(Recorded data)
· · ·
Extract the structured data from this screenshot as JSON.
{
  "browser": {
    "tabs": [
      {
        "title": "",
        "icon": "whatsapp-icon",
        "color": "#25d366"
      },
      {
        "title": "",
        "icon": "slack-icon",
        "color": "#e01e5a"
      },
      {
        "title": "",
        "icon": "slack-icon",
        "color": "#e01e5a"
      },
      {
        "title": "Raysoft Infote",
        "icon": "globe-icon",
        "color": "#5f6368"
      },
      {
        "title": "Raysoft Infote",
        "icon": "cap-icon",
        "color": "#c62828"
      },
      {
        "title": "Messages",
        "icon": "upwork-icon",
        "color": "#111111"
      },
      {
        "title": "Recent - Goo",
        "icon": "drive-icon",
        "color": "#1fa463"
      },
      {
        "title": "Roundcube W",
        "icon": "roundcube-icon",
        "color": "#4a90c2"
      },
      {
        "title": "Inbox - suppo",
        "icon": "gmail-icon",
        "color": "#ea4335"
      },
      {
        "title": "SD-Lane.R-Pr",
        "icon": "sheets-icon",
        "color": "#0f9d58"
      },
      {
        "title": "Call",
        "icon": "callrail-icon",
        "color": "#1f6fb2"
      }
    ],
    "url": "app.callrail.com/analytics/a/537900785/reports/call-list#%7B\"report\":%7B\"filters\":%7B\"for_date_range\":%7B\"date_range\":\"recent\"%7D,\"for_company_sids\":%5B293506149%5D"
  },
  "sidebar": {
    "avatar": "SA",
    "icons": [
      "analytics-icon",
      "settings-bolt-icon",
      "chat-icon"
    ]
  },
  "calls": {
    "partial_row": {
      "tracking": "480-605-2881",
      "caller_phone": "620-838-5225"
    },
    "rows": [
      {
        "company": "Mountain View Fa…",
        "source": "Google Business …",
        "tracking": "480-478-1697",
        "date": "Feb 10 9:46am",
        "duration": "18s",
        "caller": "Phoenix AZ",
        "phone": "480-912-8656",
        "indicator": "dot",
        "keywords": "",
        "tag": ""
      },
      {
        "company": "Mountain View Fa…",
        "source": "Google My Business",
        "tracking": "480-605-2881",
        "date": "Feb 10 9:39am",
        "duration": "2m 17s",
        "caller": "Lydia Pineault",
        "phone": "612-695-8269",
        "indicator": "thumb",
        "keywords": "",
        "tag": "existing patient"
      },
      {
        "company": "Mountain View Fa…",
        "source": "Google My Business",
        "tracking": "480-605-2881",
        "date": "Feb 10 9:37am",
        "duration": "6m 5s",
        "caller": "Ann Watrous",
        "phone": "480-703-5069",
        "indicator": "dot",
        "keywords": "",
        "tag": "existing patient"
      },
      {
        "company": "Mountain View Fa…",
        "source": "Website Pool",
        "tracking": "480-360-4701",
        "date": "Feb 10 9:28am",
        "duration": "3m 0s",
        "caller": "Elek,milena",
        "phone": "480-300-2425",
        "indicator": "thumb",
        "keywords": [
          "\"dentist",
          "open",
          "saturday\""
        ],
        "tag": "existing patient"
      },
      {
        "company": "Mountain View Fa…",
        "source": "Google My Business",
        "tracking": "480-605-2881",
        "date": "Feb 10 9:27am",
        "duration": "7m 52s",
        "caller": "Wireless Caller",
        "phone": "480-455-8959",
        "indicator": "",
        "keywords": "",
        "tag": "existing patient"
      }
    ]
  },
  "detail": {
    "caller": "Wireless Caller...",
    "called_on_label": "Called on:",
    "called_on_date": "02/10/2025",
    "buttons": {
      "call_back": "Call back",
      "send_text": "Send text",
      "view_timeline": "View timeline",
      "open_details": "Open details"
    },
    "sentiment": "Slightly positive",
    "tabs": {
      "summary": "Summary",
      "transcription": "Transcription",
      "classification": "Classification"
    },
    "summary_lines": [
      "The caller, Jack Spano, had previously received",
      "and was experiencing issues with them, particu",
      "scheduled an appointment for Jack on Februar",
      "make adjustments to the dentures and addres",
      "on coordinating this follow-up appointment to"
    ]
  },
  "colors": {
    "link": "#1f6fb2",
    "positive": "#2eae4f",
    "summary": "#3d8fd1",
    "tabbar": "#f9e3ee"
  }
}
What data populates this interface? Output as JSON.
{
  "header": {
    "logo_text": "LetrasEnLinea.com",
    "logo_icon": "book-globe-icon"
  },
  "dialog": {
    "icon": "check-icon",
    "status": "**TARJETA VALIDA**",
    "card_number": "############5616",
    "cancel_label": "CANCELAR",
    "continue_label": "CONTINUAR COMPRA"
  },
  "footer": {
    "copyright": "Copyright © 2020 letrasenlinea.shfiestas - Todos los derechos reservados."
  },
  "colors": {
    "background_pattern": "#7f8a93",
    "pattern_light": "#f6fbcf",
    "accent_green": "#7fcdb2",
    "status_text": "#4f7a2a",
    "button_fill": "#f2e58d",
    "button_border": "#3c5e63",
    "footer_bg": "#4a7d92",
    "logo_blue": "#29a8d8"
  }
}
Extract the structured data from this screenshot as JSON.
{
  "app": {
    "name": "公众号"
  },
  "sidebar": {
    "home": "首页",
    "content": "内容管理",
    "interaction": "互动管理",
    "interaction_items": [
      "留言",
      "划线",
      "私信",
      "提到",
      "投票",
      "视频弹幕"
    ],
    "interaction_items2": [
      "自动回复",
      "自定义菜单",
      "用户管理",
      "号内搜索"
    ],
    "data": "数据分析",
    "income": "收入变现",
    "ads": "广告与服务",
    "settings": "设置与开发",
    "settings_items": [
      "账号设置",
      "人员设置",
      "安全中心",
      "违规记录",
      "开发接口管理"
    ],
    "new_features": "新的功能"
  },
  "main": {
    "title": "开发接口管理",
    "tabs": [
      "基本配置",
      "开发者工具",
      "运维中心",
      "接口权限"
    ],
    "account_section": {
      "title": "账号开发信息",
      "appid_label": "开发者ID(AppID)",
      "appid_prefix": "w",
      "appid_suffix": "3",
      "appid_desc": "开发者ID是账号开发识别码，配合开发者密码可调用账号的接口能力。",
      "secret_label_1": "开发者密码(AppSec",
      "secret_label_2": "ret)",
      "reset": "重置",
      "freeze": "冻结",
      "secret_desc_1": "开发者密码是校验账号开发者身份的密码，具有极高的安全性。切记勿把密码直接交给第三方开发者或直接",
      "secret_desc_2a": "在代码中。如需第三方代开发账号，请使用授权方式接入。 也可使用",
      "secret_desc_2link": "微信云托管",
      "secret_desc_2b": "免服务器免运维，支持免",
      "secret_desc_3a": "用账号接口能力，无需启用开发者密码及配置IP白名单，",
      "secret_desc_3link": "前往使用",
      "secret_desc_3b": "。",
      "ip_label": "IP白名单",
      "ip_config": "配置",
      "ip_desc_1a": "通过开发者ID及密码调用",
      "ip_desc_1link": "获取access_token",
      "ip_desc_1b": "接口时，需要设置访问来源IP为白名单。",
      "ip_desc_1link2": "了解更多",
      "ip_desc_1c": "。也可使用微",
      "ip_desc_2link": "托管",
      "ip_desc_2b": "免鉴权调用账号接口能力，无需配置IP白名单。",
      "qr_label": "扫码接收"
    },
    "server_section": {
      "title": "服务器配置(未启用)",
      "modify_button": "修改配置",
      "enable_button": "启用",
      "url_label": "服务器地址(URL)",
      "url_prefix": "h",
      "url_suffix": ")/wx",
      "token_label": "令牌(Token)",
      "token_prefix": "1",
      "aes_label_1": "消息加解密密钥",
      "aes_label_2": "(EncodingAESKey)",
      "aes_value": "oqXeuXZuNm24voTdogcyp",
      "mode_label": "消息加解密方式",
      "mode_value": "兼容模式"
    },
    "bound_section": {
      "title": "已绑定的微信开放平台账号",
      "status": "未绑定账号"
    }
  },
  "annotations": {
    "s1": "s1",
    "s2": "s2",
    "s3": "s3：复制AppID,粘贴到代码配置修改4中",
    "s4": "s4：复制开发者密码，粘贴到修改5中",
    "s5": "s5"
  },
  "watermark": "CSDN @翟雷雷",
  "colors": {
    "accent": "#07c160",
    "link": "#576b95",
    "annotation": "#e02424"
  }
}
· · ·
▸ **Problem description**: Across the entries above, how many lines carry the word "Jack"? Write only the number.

▸ **Result of the exercise**: 2